Retype every entry below without any change.

Component data from apps and pages
===

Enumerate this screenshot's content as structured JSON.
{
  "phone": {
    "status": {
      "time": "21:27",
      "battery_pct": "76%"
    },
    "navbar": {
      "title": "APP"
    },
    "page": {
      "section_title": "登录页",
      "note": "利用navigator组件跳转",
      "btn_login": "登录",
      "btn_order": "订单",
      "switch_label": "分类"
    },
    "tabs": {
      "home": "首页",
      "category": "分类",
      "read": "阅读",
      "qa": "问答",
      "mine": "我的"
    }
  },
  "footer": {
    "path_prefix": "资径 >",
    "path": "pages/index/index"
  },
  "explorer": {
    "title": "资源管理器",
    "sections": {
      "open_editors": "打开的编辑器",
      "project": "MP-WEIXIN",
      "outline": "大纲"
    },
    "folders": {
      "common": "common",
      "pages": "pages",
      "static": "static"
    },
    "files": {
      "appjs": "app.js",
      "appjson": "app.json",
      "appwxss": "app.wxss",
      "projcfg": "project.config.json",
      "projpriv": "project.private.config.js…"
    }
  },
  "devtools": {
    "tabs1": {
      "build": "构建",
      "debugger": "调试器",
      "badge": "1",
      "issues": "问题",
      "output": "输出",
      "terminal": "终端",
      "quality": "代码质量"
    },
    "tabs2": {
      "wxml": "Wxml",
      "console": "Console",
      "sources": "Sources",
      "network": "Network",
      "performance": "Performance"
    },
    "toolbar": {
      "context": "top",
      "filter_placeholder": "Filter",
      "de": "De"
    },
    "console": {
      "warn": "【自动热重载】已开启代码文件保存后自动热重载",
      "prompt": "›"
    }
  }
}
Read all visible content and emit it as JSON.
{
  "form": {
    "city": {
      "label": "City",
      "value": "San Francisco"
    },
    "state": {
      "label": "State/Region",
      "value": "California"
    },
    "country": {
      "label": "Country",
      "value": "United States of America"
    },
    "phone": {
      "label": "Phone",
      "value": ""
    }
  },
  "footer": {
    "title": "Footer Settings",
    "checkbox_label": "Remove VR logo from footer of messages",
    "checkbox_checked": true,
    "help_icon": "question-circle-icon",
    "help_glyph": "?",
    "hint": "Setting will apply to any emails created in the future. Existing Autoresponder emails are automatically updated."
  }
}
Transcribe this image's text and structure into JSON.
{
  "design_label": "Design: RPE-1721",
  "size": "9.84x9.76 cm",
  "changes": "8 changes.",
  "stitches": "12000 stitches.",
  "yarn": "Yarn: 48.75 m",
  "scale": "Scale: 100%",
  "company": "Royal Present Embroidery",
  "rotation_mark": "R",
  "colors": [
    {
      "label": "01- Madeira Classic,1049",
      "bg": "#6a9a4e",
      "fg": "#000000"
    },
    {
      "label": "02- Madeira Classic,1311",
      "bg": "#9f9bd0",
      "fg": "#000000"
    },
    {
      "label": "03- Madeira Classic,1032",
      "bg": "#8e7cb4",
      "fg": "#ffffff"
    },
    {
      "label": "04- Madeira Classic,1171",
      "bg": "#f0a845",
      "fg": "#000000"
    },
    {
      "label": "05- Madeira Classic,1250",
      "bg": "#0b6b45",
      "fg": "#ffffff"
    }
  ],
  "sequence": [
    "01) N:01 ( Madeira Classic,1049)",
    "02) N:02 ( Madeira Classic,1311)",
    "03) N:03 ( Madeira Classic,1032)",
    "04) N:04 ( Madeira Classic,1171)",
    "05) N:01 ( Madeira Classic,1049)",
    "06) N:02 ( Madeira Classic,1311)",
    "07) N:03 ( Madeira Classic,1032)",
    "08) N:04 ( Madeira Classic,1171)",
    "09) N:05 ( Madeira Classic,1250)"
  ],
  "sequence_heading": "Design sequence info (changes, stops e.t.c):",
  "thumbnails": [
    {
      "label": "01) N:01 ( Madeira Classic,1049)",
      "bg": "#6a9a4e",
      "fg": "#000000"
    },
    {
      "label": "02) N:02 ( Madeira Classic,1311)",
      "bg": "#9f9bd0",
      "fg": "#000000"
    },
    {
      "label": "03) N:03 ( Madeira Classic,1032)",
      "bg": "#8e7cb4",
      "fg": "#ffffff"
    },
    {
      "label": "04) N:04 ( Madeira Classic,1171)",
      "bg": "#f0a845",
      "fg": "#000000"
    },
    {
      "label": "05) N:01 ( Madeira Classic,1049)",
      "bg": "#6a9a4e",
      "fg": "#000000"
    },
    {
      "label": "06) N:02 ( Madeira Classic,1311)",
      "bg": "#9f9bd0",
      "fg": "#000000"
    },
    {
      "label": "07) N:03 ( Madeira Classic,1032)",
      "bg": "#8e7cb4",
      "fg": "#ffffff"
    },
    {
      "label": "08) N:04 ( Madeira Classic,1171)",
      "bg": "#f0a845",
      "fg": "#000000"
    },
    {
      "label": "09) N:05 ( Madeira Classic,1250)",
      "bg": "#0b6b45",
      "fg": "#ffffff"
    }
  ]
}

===

> **Response below**:
Enumerate this screenshot's content as structured JSON.
{
  "phone": {
    "status": {
      "time": "21:27",
      "battery_pct": "76%"
    },
    "navbar": {
      "title": "APP"
    },
    "page": {
      "section_title": "登录页",
      "note": "利用navigator组件跳转",
      "btn_login": "登录",
      "btn_order": "订单",
      "switch_label": "分类"
    },
    "tabs": {
      "home": "首页",
      "category": "分类",
      "read": "阅读",
      "qa": "问答",
      "mine": "我的"
    }
  },
  "footer": {
    "path_prefix": "资径 >",
    "path": "pages/index/index"
  },
  "explorer": {
    "title": "资源管理器",
    "sections": {
      "open_editors": "打开的编辑器",
      "project": "MP-WEIXIN",
      "outline": "大纲"
    },
    "folders": {
      "common": "common",
      "pages": "pages",
      "static": "static"
    },
    "files": {
      "appjs": "app.js",
      "appjson": "app.json",
      "appwxss": "app.wxss",
      "projcfg": "project.config.json",
      "projpriv": "project.private.config.js…"
    }
  },
  "devtools": {
    "tabs1": {
      "build": "构建",
      "debugger": "调试器",
      "badge": "1",
      "issues": "问题",
      "output": "输出",
      "terminal": "终端",
      "quality": "代码质量"
    },
    "tabs2": {
      "wxml": "Wxml",
      "console": "Console",
      "sources": "Sources",
      "network": "Network",
      "performance": "Performance"
    },
    "toolbar": {
      "context": "top",
      "filter_placeholder": "Filter",
      "de": "De"
    },
    "console": {
      "warn": "【自动热重载】已开启代码文件保存后自动热重载",
      "prompt": "›"
    }
  }
}
Read all visible content and emit it as JSON.
{
  "form": {
    "city": {
      "label": "City",
      "value": "San Francisco"
    },
    "state": {
      "label": "State/Region",
      "value": "California"
    },
    "country": {
      "label": "Country",
      "value": "United States of America"
    },
    "phone": {
      "label": "Phone",
      "value": ""
    }
  },
  "footer": {
    "title": "Footer Settings",
    "checkbox_label": "Remove VR logo from footer of messages",
    "checkbox_checked": true,
    "help_icon": "question-circle-icon",
    "help_glyph": "?",
    "hint": "Setting will apply to any emails created in the future. Existing Autoresponder emails are automatically updated."
  }
}
Transcribe this image's text and structure into JSON.
{
  "design_label": "Design: RPE-1721",
  "size": "9.84x9.76 cm",
  "changes": "8 changes.",
  "stitches": "12000 stitches.",
  "yarn": "Yarn: 48.75 m",
  "scale": "Scale: 100%",
  "company": "Royal Present Embroidery",
  "rotation_mark": "R",
  "colors": [
    {
      "label": "01- Madeira Classic,1049",
      "bg": "#6a9a4e",
      "fg": "#000000"
    },
    {
      "label": "02- Madeira Classic,1311",
      "bg": "#9f9bd0",
      "fg": "#000000"
    },
    {
      "label": "03- Madeira Classic,1032",
      "bg": "#8e7cb4",
      "fg": "#ffffff"
    },
    {
      "label": "04- Madeira Classic,1171",
      "bg": "#f0a845",
      "fg": "#000000"
    },
    {
      "label": "05- Madeira Classic,1250",
      "bg": "#0b6b45",
      "fg": "#ffffff"
    }
  ],
  "sequence": [
    "01) N:01 ( Madeira Classic,1049)",
    "02) N:02 ( Madeira Classic,1311)",
    "03) N:03 ( Madeira Classic,1032)",
    "04) N:04 ( Madeira Classic,1171)",
    "05) N:01 ( Madeira Classic,1049)",
    "06) N:02 ( Madeira Classic,1311)",
    "07) N:03 ( Madeira Classic,1032)",
    "08) N:04 ( Madeira Classic,1171)",
    "09) N:05 ( Madeira Classic,1250)"
  ],
  "sequence_heading": "Design sequence info (changes, stops e.t.c):",
  "thumbnails": [
    {
      "label": "01) N:01 ( Madeira Classic,1049)",
      "bg": "#6a9a4e",
      "fg": "#000000"
    },
    {
      "label": "02) N:02 ( Madeira Classic,1311)",
      "bg": "#9f9bd0",
      "fg": "#000000"
    },
    {
      "label": "03) N:03 ( Madeira Classic,1032)",
      "bg": "#8e7cb4",
      "fg": "#ffffff"
    },
    {
      "label": "04) N:04 ( Madeira Classic,1171)",
      "bg": "#f0a845",
      "fg": "#000000"
    },
    {
      "label": "05) N:01 ( Madeira Classic,1049)",
      "bg": "#6a9a4e",
      "fg": "#000000"
    },
    {
      "label": "06) N:02 ( Madeira Classic,1311)",
      "bg": "#9f9bd0",
      "fg": "#000000"
    },
    {
      "label": "07) N:03 ( Madeira Classic,1032)",
      "bg": "#8e7cb4",
      "fg": "#ffffff"
    },
    {
      "label": "08) N:04 ( Madeira Classic,1171)",
      "bg": "#f0a845",
      "fg": "#000000"
    },
    {
      "label": "09) N:05 ( Madeira Classic,1250)",
      "bg": "#0b6b45",
      "fg": "#ffffff"
    }
  ]
}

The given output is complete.